First off, I’m very disappointed in the Crimson faithful. If you looked across the gridiron (another term for the field, btw), Yale’s section was filled to the brim, while we failed even to fill two sections with students (yes, I’m calling out all you students who sat on the Yale side — be better). They made us look like fools, and the only chant we could come up with in our Ivy League brains was “safety school!” I mean, c’mon peeps, I’ve seen Sidechat; we can come up with better crap than that. Harvard State needs to step up its game.

Now, to the Yale Bowl… the entrance situation was chaotic, and there was no way to avoid waiting at least 20 minutes behind some Yalies, many of whom tend to cut the line. Whenever I tried to check my phone to text friends about where they were, zero bars of wireless connection made for complete and utter chaos, and I will never wish that kind of chaos on anyone.

I will, however, rate the party scene there as a great time! Though New Haven might be close to the worst town to go to school in, this was the only thing every student seemed to get behind, and I’m all for forging community. Friday night and Saturday morning, the Yale students seemed to fully support the integration of Harvard nerds and we all danced the night away.
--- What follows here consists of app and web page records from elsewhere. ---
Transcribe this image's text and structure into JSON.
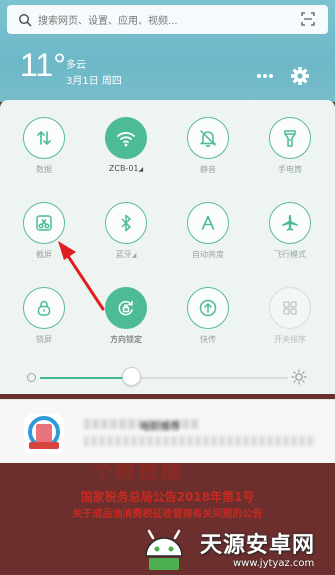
{
  "search": {
    "placeholder": "搜索网页、设置、应用、视频..."
  },
  "weather": {
    "temperature": "11°",
    "condition": "多云",
    "date": "3月1日 周四"
  },
  "tiles": [
    {
      "label": "数据",
      "on": false,
      "icon": "data-arrows-icon"
    },
    {
      "label": "ZCB-01",
      "on": true,
      "icon": "wifi-icon",
      "has_more": true
    },
    {
      "label": "静音",
      "on": false,
      "icon": "bell-off-icon"
    },
    {
      "label": "手电筒",
      "on": false,
      "icon": "flashlight-icon"
    },
    {
      "label": "截屏",
      "on": false,
      "icon": "scissors-icon"
    },
    {
      "label": "蓝牙",
      "on": false,
      "icon": "bluetooth-icon",
      "has_more": true
    },
    {
      "label": "自动亮度",
      "on": false,
      "icon": "auto-brightness-icon"
    },
    {
      "label": "飞行模式",
      "on": false,
      "icon": "airplane-icon"
    },
    {
      "label": "锁屏",
      "on": false,
      "icon": "lock-icon"
    },
    {
      "label": "方向锁定",
      "on": true,
      "icon": "rotation-lock-icon"
    },
    {
      "label": "快传",
      "on": false,
      "icon": "quick-transfer-icon"
    },
    {
      "label": "开关排序",
      "on": false,
      "icon": "grid-sort-icon"
    }
  ],
  "brightness": {
    "level": 0.37
  },
  "notification": {
    "title": "电影推荐"
  },
  "document": {
    "header": "个税提醒",
    "line1": "国家税务总局公告2018年第1号",
    "line2": "关于成品油消费税征收管理有关问题的公告"
  },
  "watermark": {
    "brand": "天源安卓网",
    "url": "www.jytyaz.com"
  },
  "colors": {
    "accent": "#4dbb93",
    "sky": "#7bc3d0",
    "doc_red": "#c62a20"
  }
}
As I like to remind myself daily regarding the Bullpups from New Haven — it’s all right, it’s okay; they’ll all work for us one day. I can’t wait to see next year’s game on home turf, and even though we lost in heartbreaking fashion, I know that the 10,000 men (and women) of Harvard will gain victory today, tomorrow, and for as long as New Haven School for the Smart and Gifted is open.